▶ What is being asked: The task calls for every line of the data to be retyped exactly.
##### Material to process #####
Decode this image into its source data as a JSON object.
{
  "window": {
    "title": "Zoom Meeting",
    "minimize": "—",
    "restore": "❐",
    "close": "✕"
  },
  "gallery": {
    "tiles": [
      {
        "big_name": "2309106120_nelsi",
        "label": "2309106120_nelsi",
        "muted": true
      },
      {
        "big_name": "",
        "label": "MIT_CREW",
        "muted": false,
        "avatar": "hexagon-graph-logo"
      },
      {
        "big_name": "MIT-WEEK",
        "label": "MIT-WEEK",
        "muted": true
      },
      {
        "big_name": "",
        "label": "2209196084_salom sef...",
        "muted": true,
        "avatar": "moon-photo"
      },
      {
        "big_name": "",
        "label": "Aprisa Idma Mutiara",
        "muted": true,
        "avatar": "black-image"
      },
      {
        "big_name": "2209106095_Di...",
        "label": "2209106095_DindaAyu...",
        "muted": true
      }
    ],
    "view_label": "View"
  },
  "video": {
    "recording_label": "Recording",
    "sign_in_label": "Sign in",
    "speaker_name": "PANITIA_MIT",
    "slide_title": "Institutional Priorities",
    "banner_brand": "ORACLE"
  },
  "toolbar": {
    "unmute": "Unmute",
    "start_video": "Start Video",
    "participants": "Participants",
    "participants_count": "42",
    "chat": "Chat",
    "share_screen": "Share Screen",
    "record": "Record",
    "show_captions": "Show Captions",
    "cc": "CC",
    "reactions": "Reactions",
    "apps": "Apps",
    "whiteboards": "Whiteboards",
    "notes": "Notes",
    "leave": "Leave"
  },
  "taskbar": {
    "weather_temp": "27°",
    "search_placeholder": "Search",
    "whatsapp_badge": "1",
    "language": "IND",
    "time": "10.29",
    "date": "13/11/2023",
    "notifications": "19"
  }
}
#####
▶ Exercise answer:
Decode this image into its source data as a JSON object.
{
  "window": {
    "title": "Zoom Meeting",
    "minimize": "—",
    "restore": "❐",
    "close": "✕"
  },
  "gallery": {
    "tiles": [
      {
        "big_name": "2309106120_nelsi",
        "label": "2309106120_nelsi",
        "muted": true
      },
      {
        "big_name": "",
        "label": "MIT_CREW",
        "muted": false,
        "avatar": "hexagon-graph-logo"
      },
      {
        "big_name": "MIT-WEEK",
        "label": "MIT-WEEK",
        "muted": true
      },
      {
        "big_name": "",
        "label": "2209196084_salom sef...",
        "muted": true,
        "avatar": "moon-photo"
      },
      {
        "big_name": "",
        "label": "Aprisa Idma Mutiara",
        "muted": true,
        "avatar": "black-image"
      },
      {
        "big_name": "2209106095_Di...",
        "label": "2209106095_DindaAyu...",
        "muted": true
      }
    ],
    "view_label": "View"
  },
  "video": {
    "recording_label": "Recording",
    "sign_in_label": "Sign in",
    "speaker_name": "PANITIA_MIT",
    "slide_title": "Institutional Priorities",
    "banner_brand": "ORACLE"
  },
  "toolbar": {
    "unmute": "Unmute",
    "start_video": "Start Video",
    "participants": "Participants",
    "participants_count": "42",
    "chat": "Chat",
    "share_screen": "Share Screen",
    "record": "Record",
    "show_captions": "Show Captions",
    "cc": "CC",
    "reactions": "Reactions",
    "apps": "Apps",
    "whiteboards": "Whiteboards",
    "notes": "Notes",
    "leave": "Leave"
  },
  "taskbar": {
    "weather_temp": "27°",
    "search_placeholder": "Search",
    "whatsapp_badge": "1",
    "language": "IND",
    "time": "10.29",
    "date": "13/11/2023",
    "notifications": "19"
  }
}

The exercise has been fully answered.